Iran is examining new ways to sell its oil, Zanganeh said, according to the Islamic Republic News Agency (IRNA).
He did not provide details.

But Barkindo said yesterday at an oil and gas exhibition in the Iranian capital that “OPEC tries to depoliticise oil,” Iran’s oil ministry reported on Twitter.

“I have told my colleagues at OPEC that you must leave your passports home when coming to this organisation,” Barkindo was quoted as saying.

Asked by a reporter if it was technically possible to implement United States sanctions against Tehran, Barkindo said: “It is impossible to eliminate Iranian oil from the market.”
Echoing Zanganeh’s comments, Barkindo said “We have faced troubles in the OPEC in the last 60 years, but we have resolved them by unity.”

“What is happening in Iran, Venezuela or Libya has an impact on all the market and the energy sector,” Barkindo said.
Meanwhile, Iran’s regional rival, Saudi Arabia has welcomed the US move to end all sanction waivers, and has said it is ready to meet oil consumers’ demand by replacing supplies from Tehran.

Oil markets had tightened this year due to supply cuts led by OPEC.
White House said after its Iran move that it was working with Saudi Arabia and the United Arab Emirates to ensure oil markets were “adequately supplied”.

Iran’s oil industry was standing up to the pressure from U.S. sanctions, Ahmad Mohammadi, the head of the National Iranian South Oil Company (NISOC) said on Wednesday, according to SHANA.

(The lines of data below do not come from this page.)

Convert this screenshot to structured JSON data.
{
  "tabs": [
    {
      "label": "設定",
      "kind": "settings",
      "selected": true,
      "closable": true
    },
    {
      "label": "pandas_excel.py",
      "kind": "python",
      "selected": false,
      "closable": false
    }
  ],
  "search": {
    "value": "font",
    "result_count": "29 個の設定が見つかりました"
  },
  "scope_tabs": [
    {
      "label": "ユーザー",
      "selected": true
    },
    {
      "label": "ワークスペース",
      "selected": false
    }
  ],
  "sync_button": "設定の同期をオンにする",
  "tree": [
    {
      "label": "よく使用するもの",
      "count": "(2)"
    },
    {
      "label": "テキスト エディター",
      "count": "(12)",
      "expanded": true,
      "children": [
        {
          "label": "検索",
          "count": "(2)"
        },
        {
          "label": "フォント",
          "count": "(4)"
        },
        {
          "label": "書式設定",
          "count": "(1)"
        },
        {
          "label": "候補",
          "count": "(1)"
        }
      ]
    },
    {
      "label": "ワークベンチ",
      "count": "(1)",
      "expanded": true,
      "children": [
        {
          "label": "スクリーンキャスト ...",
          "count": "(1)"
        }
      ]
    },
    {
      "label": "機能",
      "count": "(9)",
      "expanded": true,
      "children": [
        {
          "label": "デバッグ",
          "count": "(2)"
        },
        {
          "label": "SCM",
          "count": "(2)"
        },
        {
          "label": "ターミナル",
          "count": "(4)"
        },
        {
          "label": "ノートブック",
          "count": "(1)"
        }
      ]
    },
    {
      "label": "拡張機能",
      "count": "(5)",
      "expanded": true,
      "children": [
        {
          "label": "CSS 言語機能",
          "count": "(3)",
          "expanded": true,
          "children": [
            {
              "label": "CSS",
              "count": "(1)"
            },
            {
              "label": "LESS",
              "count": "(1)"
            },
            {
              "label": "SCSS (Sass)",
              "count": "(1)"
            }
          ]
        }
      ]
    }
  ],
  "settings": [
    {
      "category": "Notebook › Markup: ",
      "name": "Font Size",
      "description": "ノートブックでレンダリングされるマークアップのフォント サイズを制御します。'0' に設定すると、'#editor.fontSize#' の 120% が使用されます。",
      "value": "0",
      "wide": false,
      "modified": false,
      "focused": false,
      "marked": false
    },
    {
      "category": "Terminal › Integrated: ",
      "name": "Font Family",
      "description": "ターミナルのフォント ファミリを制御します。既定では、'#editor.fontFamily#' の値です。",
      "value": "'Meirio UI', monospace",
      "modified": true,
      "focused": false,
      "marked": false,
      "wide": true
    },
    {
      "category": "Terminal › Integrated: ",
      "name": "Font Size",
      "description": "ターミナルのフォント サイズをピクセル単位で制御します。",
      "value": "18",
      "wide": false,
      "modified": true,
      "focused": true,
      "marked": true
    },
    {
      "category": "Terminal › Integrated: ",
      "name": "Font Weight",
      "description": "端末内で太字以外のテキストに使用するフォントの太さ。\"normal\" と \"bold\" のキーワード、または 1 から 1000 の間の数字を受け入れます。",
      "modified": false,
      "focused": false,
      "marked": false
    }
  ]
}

Meanwhile, OPEC and other producers led by Russia, have unveiled plans to review their agreement to cut down on oil output.
“We are conscious of the times that we have found ourselves. But the good news is that talking to all member countries we remain committed, we remain focused on our principal objective as an organisation to ensure stability at all times in the oil market, to ensure that we avoid any energy crisis that will impact on the global economy,” Barkindo explained Thursday.

OPEC and Russia-led oil producing countries, which formed a group tagged as OPEC+, had agreed to reduce excess inventories in the global market by removing 1.2 million barrels per day of crude oil from the market effective January 1, to raise prices.
A Joint Ministerial Monitoring Committee (JMMC) meeting is scheduled to take place on May 19 in Jeddah, Saudi Arabia for both groups to review the pact.

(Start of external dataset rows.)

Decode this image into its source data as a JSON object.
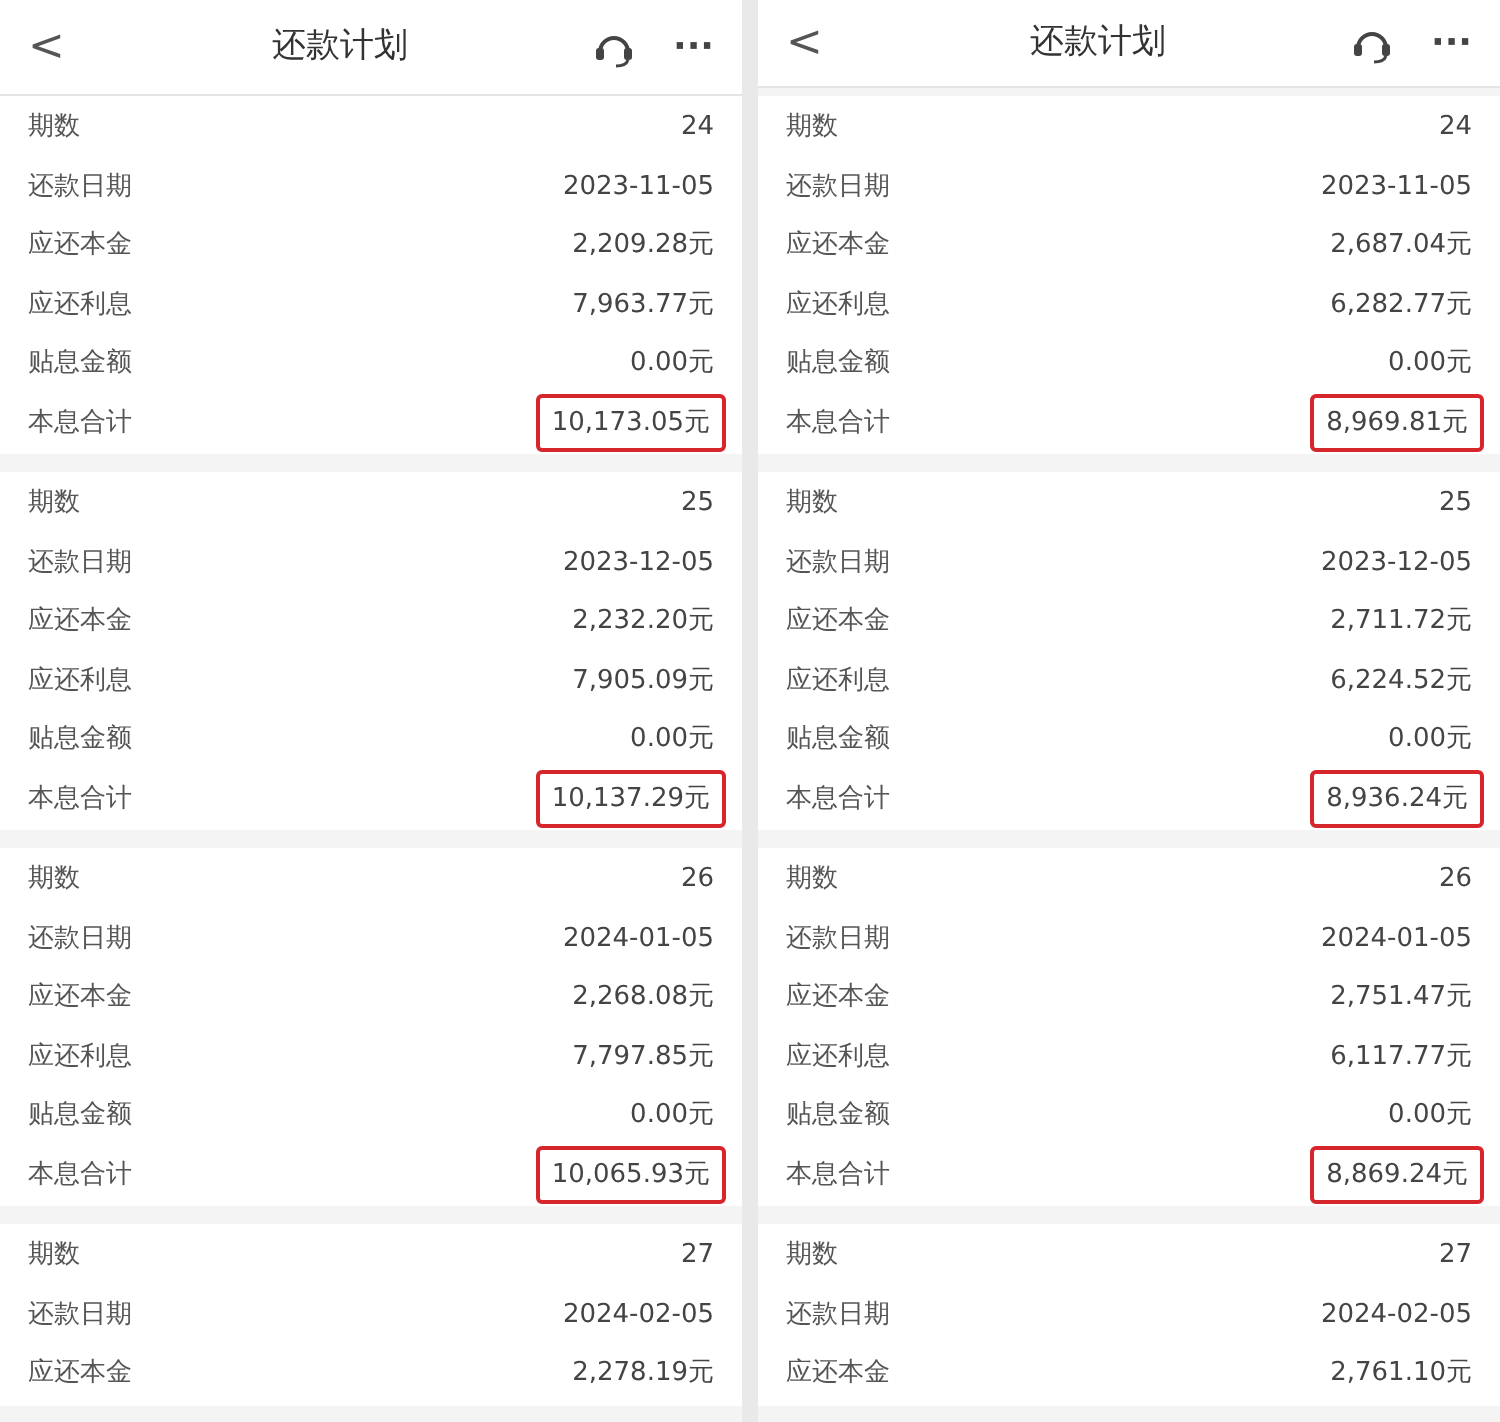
{
  "panels": [
    {
      "title": "还款计划",
      "back": "<",
      "more": "···",
      "periods": [
        {
          "rows": [
            {
              "label": "期数",
              "value": "24",
              "highlighted": false
            },
            {
              "label": "还款日期",
              "value": "2023-11-05",
              "highlighted": false
            },
            {
              "label": "应还本金",
              "value": "2,209.28元",
              "highlighted": false
            },
            {
              "label": "应还利息",
              "value": "7,963.77元",
              "highlighted": false
            },
            {
              "label": "贴息金额",
              "value": "0.00元",
              "highlighted": false
            },
            {
              "label": "本息合计",
              "value": "10,173.05元",
              "highlighted": true
            }
          ]
        },
        {
          "rows": [
            {
              "label": "期数",
              "value": "25",
              "highlighted": false
            },
            {
              "label": "还款日期",
              "value": "2023-12-05",
              "highlighted": false
            },
            {
              "label": "应还本金",
              "value": "2,232.20元",
              "highlighted": false
            },
            {
              "label": "应还利息",
              "value": "7,905.09元",
              "highlighted": false
            },
            {
              "label": "贴息金额",
              "value": "0.00元",
              "highlighted": false
            },
            {
              "label": "本息合计",
              "value": "10,137.29元",
              "highlighted": true
            }
          ]
        },
        {
          "rows": [
            {
              "label": "期数",
              "value": "26",
              "highlighted": false
            },
            {
              "label": "还款日期",
              "value": "2024-01-05",
              "highlighted": false
            },
            {
              "label": "应还本金",
              "value": "2,268.08元",
              "highlighted": false
            },
            {
              "label": "应还利息",
              "value": "7,797.85元",
              "highlighted": false
            },
            {
              "label": "贴息金额",
              "value": "0.00元",
              "highlighted": false
            },
            {
              "label": "本息合计",
              "value": "10,065.93元",
              "highlighted": true
            }
          ]
        },
        {
          "rows": [
            {
              "label": "期数",
              "value": "27",
              "highlighted": false
            },
            {
              "label": "还款日期",
              "value": "2024-02-05",
              "highlighted": false
            },
            {
              "label": "应还本金",
              "value": "2,278.19元",
              "highlighted": false
            }
          ]
        }
      ]
    },
    {
      "title": "还款计划",
      "back": "<",
      "more": "···",
      "periods": [
        {
          "rows": [
            {
              "label": "期数",
              "value": "24",
              "highlighted": false
            },
            {
              "label": "还款日期",
              "value": "2023-11-05",
              "highlighted": false
            },
            {
              "label": "应还本金",
              "value": "2,687.04元",
              "highlighted": false
            },
            {
              "label": "应还利息",
              "value": "6,282.77元",
              "highlighted": false
            },
            {
              "label": "贴息金额",
              "value": "0.00元",
              "highlighted": false
            },
            {
              "label": "本息合计",
              "value": "8,969.81元",
              "highlighted": true
            }
          ]
        },
        {
          "rows": [
            {
              "label": "期数",
              "value": "25",
              "highlighted": false
            },
            {
              "label": "还款日期",
              "value": "2023-12-05",
              "highlighted": false
            },
            {
              "label": "应还本金",
              "value": "2,711.72元",
              "highlighted": false
            },
            {
              "label": "应还利息",
              "value": "6,224.52元",
              "highlighted": false
            },
            {
              "label": "贴息金额",
              "value": "0.00元",
              "highlighted": false
            },
            {
              "label": "本息合计",
              "value": "8,936.24元",
              "highlighted": true
            }
          ]
        },
        {
          "rows": [
            {
              "label": "期数",
              "value": "26",
              "highlighted": false
            },
            {
              "label": "还款日期",
              "value": "2024-01-05",
              "highlighted": false
            },
            {
              "label": "应还本金",
              "value": "2,751.47元",
              "highlighted": false
            },
            {
              "label": "应还利息",
              "value": "6,117.77元",
              "highlighted": false
            },
            {
              "label": "贴息金额",
              "value": "0.00元",
              "highlighted": false
            },
            {
              "label": "本息合计",
              "value": "8,869.24元",
              "highlighted": true
            }
          ]
        },
        {
          "rows": [
            {
              "label": "期数",
              "value": "27",
              "highlighted": false
            },
            {
              "label": "还款日期",
              "value": "2024-02-05",
              "highlighted": false
            },
            {
              "label": "应还本金",
              "value": "2,761.10元",
              "highlighted": false
            }
          ]
        }
      ]
    }
  ]
}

“All I can say is that the group is committed to stay united, is committed to ensure that our objective of not returning or slipping back into the chaos that we witnessed in the market following the longest cycle that we have seen from 2014 to 2016 does not repeat itself, including the volatility that we have seen in the fourth quarter of 2018,” Barkindo added.